* Task brief *
Below are records to repeat exactly. Omit the pictures from the copy.

[Excerpts from an interface dataset]
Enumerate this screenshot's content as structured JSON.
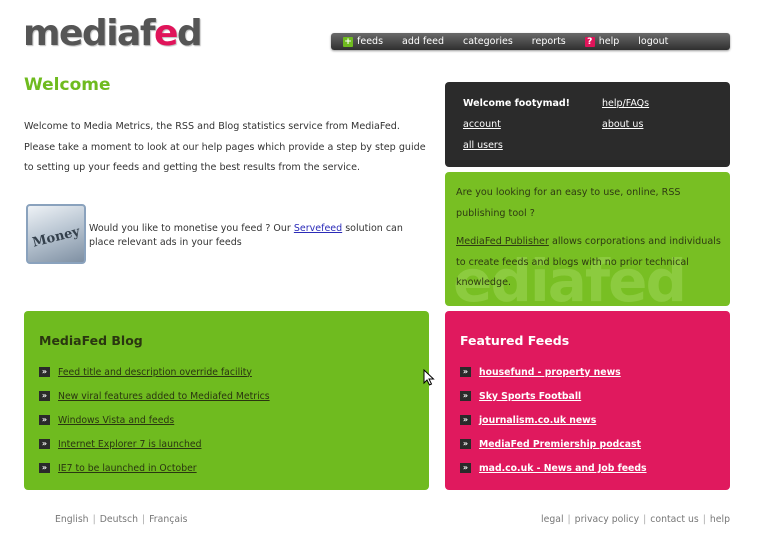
{
  "logo": {
    "part1": "mediaf",
    "part2": "e",
    "part3": "d"
  },
  "nav": {
    "items": [
      "feeds",
      "add feed",
      "categories",
      "reports",
      "help",
      "logout"
    ]
  },
  "main": {
    "title": "Welcome",
    "intro": "Welcome to Media Metrics, the RSS and Blog statistics service from MediaFed. Please take a moment to look at our help pages which provide a step by step guide to setting up your feeds and getting the best results from the service.",
    "monetise": {
      "thumb_text": "Money",
      "before": "Would you like to monetise you feed ? Our ",
      "link": "Servefeed",
      "after": " solution can place relevant ads in your feeds"
    }
  },
  "userbox": {
    "welcome": "Welcome footymad!",
    "account": "account",
    "all_users": "all users",
    "help_faqs": "help/FAQs",
    "about_us": "about us"
  },
  "promo": {
    "question": "Are you looking for an easy to use, online, RSS publishing tool ?",
    "publisher_link": "MediaFed Publisher",
    "publisher_text": " allows corporations and individuals to create feeds and blogs with no prior technical knowledge.",
    "watermark": "ediafed"
  },
  "blog": {
    "title": "MediaFed Blog",
    "items": [
      "Feed title and description override facility",
      "New viral features added to Mediafed Metrics",
      "Windows Vista and feeds",
      "Internet Explorer 7 is launched",
      "IE7 to be launched in October"
    ]
  },
  "featured": {
    "title": "Featured Feeds",
    "items": [
      "housefund - property news",
      "Sky Sports Football",
      "journalism.co.uk news",
      "MediaFed Premiership podcast",
      "mad.co.uk - News and Job feeds"
    ]
  },
  "footer": {
    "languages": [
      "English",
      "Deutsch",
      "Français"
    ],
    "links": [
      "legal",
      "privacy policy",
      "contact us",
      "help"
    ]
  },
  "icons": {
    "bullet": "»",
    "feeds_icon": "+",
    "help_icon": "?"
  },
  "colors": {
    "green": "#6fbb1f",
    "pink": "#e0195e",
    "dark": "#2b2b2b"
  }
}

* Answer box *
Enumerate this screenshot's content as structured JSON.
{
  "logo": {
    "part1": "mediaf",
    "part2": "e",
    "part3": "d"
  },
  "nav": {
    "items": [
      "feeds",
      "add feed",
      "categories",
      "reports",
      "help",
      "logout"
    ]
  },
  "main": {
    "title": "Welcome",
    "intro": "Welcome to Media Metrics, the RSS and Blog statistics service from MediaFed. Please take a moment to look at our help pages which provide a step by step guide to setting up your feeds and getting the best results from the service.",
    "monetise": {
      "thumb_text": "Money",
      "before": "Would you like to monetise you feed ? Our ",
      "link": "Servefeed",
      "after": " solution can place relevant ads in your feeds"
    }
  },
  "userbox": {
    "welcome": "Welcome footymad!",
    "account": "account",
    "all_users": "all users",
    "help_faqs": "help/FAQs",
    "about_us": "about us"
  },
  "promo": {
    "question": "Are you looking for an easy to use, online, RSS publishing tool ?",
    "publisher_link": "MediaFed Publisher",
    "publisher_text": " allows corporations and individuals to create feeds and blogs with no prior technical knowledge.",
    "watermark": "ediafed"
  },
  "blog": {
    "title": "MediaFed Blog",
    "items": [
      "Feed title and description override facility",
      "New viral features added to Mediafed Metrics",
      "Windows Vista and feeds",
      "Internet Explorer 7 is launched",
      "IE7 to be launched in October"
    ]
  },
  "featured": {
    "title": "Featured Feeds",
    "items": [
      "housefund - property news",
      "Sky Sports Football",
      "journalism.co.uk news",
      "MediaFed Premiership podcast",
      "mad.co.uk - News and Job feeds"
    ]
  },
  "footer": {
    "languages": [
      "English",
      "Deutsch",
      "Français"
    ],
    "links": [
      "legal",
      "privacy policy",
      "contact us",
      "help"
    ]
  },
  "icons": {
    "bullet": "»",
    "feeds_icon": "+",
    "help_icon": "?"
  },
  "colors": {
    "green": "#6fbb1f",
    "pink": "#e0195e",
    "dark": "#2b2b2b"
  }
}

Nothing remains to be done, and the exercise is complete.